[Opening Data section section]

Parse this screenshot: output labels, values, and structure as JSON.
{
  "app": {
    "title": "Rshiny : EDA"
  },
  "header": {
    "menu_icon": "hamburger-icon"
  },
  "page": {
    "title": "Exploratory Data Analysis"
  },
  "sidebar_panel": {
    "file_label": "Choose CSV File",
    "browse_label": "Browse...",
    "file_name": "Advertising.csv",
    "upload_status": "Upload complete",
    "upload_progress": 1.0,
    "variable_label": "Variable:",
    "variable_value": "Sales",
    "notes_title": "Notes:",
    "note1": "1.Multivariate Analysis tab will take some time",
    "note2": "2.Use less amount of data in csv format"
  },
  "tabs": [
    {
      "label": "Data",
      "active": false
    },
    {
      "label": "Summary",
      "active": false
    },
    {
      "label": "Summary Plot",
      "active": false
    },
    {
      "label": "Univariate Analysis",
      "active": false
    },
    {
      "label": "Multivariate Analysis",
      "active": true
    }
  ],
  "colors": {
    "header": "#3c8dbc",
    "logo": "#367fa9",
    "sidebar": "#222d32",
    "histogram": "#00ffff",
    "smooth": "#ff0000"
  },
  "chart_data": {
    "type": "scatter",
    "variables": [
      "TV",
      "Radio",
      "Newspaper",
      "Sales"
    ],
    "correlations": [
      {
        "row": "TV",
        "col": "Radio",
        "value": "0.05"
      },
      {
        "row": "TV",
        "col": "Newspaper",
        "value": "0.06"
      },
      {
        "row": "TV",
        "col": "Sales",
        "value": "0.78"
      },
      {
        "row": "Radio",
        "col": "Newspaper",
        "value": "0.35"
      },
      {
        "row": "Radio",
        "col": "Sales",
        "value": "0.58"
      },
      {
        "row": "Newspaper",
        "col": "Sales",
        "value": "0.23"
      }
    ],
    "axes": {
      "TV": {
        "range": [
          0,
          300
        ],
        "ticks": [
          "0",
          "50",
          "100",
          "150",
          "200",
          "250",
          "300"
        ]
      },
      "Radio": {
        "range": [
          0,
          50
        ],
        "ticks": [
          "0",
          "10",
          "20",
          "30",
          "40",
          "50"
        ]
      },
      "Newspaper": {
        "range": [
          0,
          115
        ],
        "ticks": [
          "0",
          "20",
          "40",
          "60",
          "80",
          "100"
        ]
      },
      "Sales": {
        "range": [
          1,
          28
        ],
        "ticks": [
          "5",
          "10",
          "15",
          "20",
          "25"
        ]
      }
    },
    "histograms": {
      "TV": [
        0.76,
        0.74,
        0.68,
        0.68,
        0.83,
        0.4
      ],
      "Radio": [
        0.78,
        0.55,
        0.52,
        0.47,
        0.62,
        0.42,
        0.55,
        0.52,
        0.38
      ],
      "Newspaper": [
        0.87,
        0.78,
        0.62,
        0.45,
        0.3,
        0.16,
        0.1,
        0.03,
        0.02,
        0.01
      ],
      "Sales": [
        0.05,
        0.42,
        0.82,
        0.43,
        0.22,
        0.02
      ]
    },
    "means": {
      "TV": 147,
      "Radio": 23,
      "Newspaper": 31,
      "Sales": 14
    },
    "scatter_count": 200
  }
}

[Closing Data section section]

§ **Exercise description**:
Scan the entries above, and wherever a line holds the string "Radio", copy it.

§ **Task output**:
      "Radio",
        "col": "Radio",
        "row": "Radio",
        "row": "Radio",
      "Radio": {
      "Radio": [
      "Radio": 23,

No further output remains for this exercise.